--- Source data Enclosed Below ---
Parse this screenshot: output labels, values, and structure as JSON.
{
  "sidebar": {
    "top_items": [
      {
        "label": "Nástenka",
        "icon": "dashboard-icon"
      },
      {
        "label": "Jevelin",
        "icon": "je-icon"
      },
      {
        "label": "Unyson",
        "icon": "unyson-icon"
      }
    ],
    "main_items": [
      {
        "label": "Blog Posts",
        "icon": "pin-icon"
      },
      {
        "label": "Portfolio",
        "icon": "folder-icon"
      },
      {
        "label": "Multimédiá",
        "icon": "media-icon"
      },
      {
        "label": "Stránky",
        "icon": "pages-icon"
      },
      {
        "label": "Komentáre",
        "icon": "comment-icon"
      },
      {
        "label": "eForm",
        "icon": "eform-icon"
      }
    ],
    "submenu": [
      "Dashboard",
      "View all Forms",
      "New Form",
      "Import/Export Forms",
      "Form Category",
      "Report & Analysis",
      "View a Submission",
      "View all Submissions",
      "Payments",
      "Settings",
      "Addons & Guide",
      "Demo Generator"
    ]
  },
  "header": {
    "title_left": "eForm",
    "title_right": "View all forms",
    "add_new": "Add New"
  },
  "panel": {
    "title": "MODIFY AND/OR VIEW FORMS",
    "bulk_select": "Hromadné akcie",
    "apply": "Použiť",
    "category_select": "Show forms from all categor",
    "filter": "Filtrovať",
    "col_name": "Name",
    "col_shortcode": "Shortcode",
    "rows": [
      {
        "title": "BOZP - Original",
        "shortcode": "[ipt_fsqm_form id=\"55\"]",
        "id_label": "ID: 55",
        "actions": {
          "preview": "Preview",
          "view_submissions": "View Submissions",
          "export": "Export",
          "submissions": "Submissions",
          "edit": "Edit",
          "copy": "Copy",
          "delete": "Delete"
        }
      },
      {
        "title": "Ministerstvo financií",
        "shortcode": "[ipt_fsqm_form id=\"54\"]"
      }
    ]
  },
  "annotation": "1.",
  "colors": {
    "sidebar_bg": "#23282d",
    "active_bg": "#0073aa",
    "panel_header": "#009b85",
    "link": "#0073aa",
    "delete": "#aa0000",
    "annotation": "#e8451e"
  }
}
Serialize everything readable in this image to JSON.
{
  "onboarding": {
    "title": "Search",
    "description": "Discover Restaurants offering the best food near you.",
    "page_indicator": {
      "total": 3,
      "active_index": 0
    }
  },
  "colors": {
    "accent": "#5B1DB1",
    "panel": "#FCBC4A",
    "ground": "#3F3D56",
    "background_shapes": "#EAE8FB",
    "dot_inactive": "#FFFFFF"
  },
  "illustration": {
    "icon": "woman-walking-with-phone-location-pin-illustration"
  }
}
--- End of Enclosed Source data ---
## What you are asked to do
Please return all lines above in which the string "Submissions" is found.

## Task response
      "View all Submissions",
          "view_submissions": "View Submissions",
          "submissions": "Submissions",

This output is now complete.